An acoustic coupler is an interface device for coupling electrical signals by acoustical means — usually into and out of a telephone instrument. The link is achieved through converting electric signals from the phone line to sound and reconvert sound to electric signals needed for the end terminal, such as a teletypewriter, and back, rather than through direct electrical connection.
Acoustic couplers were sensitive to external noise and depended on the widespread standardisation of the dimensions of telephone handsets. Direct electrical connections to telephone networks, once they were made legal, rapidly became the preferred method of attaching modems, and the use of acoustic couplers dwindled. Acoustic couplers are still used by people travelling in areas of the world where electrical connection to the telephone network is illegal or impractical.
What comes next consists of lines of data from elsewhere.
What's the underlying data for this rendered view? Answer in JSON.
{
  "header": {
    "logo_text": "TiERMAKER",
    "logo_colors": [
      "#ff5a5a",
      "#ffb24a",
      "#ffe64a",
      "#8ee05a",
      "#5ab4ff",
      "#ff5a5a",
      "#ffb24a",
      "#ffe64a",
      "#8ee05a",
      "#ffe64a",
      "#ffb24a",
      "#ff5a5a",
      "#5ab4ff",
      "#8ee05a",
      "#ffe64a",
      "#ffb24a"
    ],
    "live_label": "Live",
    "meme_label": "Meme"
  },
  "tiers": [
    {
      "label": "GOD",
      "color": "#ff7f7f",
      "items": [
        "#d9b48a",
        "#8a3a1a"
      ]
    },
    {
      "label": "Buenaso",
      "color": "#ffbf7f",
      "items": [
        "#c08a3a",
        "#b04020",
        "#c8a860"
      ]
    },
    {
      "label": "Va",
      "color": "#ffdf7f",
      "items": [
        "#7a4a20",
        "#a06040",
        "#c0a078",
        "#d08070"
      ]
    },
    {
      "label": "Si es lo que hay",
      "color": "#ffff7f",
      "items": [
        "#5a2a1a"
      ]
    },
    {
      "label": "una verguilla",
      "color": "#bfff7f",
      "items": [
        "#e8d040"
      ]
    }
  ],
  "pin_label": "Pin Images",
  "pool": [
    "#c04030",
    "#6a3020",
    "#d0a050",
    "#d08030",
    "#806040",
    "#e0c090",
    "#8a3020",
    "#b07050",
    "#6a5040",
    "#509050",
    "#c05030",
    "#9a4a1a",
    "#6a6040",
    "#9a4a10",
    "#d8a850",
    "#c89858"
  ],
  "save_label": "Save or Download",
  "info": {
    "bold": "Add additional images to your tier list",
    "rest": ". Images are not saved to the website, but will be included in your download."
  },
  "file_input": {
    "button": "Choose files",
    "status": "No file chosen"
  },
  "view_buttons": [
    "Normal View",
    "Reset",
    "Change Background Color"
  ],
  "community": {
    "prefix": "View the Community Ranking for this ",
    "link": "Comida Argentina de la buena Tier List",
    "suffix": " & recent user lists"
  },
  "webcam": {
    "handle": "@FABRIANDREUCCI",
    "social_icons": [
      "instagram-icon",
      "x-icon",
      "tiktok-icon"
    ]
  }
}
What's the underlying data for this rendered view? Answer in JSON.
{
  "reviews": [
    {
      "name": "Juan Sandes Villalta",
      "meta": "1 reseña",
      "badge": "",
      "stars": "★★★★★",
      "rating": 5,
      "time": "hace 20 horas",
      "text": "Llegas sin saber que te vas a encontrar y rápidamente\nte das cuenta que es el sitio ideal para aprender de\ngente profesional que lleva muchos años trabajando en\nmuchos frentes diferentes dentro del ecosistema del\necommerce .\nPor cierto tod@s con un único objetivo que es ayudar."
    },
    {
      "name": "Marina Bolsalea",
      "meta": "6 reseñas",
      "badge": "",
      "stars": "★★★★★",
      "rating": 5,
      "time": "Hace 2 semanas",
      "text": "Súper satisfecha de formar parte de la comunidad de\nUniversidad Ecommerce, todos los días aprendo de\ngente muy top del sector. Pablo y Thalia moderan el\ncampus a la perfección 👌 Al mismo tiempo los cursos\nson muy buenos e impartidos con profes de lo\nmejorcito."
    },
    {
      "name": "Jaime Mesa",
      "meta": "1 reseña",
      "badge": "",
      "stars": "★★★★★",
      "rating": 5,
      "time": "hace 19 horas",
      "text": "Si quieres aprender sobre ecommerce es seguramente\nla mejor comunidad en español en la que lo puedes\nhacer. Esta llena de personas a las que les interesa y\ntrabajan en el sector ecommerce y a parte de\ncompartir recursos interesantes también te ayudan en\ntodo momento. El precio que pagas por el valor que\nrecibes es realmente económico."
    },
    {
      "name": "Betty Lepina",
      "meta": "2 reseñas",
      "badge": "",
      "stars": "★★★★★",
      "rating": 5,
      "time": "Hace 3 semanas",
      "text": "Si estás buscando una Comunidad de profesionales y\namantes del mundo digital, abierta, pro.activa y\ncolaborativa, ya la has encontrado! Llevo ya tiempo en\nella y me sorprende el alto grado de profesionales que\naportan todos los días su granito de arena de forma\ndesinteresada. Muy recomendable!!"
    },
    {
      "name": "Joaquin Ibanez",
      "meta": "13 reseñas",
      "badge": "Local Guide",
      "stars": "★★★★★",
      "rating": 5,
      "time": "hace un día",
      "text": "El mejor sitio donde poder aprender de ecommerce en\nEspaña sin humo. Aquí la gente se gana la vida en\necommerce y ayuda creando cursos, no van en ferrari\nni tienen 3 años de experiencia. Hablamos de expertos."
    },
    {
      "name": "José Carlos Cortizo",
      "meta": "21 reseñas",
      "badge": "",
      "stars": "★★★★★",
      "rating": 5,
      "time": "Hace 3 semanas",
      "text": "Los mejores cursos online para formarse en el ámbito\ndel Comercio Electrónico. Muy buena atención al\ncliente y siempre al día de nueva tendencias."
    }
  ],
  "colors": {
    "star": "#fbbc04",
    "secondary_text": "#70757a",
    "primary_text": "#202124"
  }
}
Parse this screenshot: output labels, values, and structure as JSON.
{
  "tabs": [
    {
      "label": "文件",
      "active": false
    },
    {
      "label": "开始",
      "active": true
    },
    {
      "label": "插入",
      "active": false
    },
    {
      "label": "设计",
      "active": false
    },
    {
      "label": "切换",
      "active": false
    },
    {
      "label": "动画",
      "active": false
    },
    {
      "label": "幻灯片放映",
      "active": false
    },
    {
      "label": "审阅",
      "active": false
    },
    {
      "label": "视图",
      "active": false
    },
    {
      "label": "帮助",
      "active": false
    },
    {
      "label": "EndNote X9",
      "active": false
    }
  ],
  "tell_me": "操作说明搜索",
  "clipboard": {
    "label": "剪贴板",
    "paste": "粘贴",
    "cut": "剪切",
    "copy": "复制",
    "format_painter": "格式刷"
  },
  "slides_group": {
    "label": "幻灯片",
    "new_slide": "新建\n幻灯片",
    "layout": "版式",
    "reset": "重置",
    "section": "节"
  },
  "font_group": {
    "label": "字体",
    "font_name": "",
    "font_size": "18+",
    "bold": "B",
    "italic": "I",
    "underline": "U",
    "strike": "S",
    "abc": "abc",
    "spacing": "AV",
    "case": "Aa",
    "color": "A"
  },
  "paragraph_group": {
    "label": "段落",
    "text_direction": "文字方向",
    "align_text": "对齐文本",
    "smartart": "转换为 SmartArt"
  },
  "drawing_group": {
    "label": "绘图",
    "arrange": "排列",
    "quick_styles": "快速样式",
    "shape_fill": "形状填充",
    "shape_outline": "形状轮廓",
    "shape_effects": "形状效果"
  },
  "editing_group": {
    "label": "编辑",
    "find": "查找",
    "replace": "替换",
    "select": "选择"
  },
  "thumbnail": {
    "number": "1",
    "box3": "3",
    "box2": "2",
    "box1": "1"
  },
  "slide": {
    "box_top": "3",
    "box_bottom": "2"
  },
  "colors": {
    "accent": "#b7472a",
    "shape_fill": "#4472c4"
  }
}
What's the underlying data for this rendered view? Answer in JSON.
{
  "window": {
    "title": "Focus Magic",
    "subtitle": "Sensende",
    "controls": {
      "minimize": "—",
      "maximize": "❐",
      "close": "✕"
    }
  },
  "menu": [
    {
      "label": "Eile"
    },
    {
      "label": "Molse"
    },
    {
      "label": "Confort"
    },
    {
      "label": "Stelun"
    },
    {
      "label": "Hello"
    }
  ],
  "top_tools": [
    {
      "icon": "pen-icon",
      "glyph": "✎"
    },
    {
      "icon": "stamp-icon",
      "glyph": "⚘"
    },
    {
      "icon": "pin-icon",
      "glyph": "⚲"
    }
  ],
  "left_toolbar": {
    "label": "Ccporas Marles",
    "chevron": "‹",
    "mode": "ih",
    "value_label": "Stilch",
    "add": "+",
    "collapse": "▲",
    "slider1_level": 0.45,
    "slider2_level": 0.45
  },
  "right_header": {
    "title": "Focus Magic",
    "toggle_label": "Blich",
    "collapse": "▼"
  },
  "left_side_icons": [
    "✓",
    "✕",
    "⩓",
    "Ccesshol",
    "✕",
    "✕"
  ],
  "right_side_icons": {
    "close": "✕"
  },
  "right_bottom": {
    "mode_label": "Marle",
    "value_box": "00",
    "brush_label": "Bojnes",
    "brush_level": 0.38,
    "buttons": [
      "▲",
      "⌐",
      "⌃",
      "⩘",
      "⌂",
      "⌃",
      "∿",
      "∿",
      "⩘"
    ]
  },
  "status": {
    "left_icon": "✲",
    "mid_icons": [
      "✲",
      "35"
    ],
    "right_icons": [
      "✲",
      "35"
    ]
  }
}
Many models of TDDs (Telecommunications Device for the Deaf) still have a built-in acoustic coupler, which allow more universal use with pay phones and for 911 calls by deaf people.
An acoustic coupler is prominently shown early in the 1983 film "WarGames", when character David Lightman (depicted by actor Matthew Broderick) places a telephone handset into the cradle of a film prop acoustic modem to accentuate the act of using telephone lines for interconnection to the developing computer networks of the period, in this case, a military command computer.
This acoustic coupler is a Moore Reed Acoustic Coupler type T.C. 301/m with a serial number of 06213. Unfortunately the pictures do not show the inside of the coupler box as the foam packing is perished at the moment but it does have a lovely varnished purpose made wooden case.
This Coupler was very kindly donated by Becky Bosson
This model opens by pushing in two pegs at the side, unlike the two other units that have clips.
This exhibit has a reference ID of CH28748. Please quote this reference ID in any communication with the Centre for Computing History.